Norebang (pronounced Noray-bong) is a sacred institution in South Korea. In fact, norebang is a Korean icon as recognizable as kimchi. In a small town alone, you can have two to three norebang just waiting for customers to sing their hearts out.
This is my norebang story.
On a typical Saturday night in my neck of the Seogwipo woods, it’s not unusual for my host family and I to go out for dinner. This past Saturday was no exception. We all piled in the truck, and went to a traditional Korean restaurant where we ate turkey, oysters, and boiled cabbage leaves. Odd combination? Maybe. Delicious? Yes.
After we finished our meal, my host sister asked “Shall we go to the singing room?” I said, “Yes, it will be my first time.” In Korea, I have found that when my family knows when something is a “first” for me, the intensity gets kicked up a notch. My first reaction to hearing the words “singing room” was “Oh lawdy, no.” However, this story, like most in Korea, ends well.

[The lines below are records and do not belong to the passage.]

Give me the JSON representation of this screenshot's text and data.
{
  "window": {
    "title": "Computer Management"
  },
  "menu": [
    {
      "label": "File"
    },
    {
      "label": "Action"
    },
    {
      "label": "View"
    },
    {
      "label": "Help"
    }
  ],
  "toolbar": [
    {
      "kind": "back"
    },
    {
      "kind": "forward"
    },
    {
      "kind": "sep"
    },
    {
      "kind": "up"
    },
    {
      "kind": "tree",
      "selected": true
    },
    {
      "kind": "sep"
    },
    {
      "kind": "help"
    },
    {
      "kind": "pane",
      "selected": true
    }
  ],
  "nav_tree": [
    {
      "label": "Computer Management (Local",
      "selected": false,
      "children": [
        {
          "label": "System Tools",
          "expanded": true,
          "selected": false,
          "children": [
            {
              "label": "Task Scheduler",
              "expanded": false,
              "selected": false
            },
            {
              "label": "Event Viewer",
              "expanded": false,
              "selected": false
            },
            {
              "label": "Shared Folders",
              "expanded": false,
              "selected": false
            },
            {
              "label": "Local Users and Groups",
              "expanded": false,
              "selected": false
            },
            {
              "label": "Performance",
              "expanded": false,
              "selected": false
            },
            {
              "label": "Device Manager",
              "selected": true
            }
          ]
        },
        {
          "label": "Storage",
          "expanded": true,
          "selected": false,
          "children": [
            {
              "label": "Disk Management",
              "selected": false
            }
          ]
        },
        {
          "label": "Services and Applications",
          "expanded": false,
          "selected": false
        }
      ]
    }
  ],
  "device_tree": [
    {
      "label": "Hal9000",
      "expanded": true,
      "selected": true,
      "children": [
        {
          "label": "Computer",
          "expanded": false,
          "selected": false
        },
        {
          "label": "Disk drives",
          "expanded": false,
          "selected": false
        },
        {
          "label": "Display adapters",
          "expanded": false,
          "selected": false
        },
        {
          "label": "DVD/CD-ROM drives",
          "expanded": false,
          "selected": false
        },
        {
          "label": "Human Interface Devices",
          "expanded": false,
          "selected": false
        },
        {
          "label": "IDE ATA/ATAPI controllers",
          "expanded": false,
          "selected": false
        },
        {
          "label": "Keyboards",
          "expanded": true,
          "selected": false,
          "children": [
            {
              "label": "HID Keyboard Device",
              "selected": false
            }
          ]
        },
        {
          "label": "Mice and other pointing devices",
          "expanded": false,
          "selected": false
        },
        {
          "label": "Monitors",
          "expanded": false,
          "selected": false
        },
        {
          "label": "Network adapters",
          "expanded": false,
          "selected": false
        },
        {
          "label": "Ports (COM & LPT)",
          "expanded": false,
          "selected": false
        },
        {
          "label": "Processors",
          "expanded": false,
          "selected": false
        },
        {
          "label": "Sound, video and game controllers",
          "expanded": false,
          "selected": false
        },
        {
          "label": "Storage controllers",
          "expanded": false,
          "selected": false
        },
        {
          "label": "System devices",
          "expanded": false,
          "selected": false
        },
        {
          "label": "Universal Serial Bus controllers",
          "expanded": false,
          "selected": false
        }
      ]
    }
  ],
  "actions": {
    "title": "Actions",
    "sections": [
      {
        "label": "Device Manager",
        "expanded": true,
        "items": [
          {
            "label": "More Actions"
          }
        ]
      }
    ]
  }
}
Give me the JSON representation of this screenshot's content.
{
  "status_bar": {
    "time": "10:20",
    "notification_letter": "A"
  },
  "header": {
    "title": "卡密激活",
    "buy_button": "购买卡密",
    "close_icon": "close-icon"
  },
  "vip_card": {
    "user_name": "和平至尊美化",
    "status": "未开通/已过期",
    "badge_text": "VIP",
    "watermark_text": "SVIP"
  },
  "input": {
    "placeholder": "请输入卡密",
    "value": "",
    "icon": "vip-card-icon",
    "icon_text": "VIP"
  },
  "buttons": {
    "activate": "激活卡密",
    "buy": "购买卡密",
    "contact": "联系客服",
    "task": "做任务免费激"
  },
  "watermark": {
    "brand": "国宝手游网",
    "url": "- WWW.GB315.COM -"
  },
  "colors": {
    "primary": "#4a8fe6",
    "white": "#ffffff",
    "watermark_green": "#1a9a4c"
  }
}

After driving around the city for a few minutes, we arrived at the norebang on the edge of town. Once inside, there were five or six separate rooms for rent. A note for the people back home: Unlike American karaoke, which is sang in front of a large audience (typically at a bar or restaurant) norebang is for a group of people who know each other. After renting our room in the far back, which was outfitted with a vinyl sectional for seating and a multicolored disco ball, my host siblings wasted no time displaying their ability to sing K-pop songs at the highest levels possible.
My host sister, who is usually quiet, calm, and collected, started singing at voice levels I didn’t even know she possessed. After my host siblings sang a few songs, it was my turn. Even though I was with four people that I had lived with for almost three months, I was still nervous. Long story short, my nasaly rendition of Lady Gaga’s “Bad Romance” was a hit, with both my host siblings and parents. In fact, everyone said I did a stunning job. I eventually went on to sing “Don’t Stop Believin”’ and “Dancing Queen.”
If anything, my norebang night taught me that it’s okay to have fun, even at your own expense. If you’re ever in Korea, I highly suggest you experience norebang. It’s fun, family-oriented, and odds are, you’ll get to sit on a groovy couch straight from the 1970s.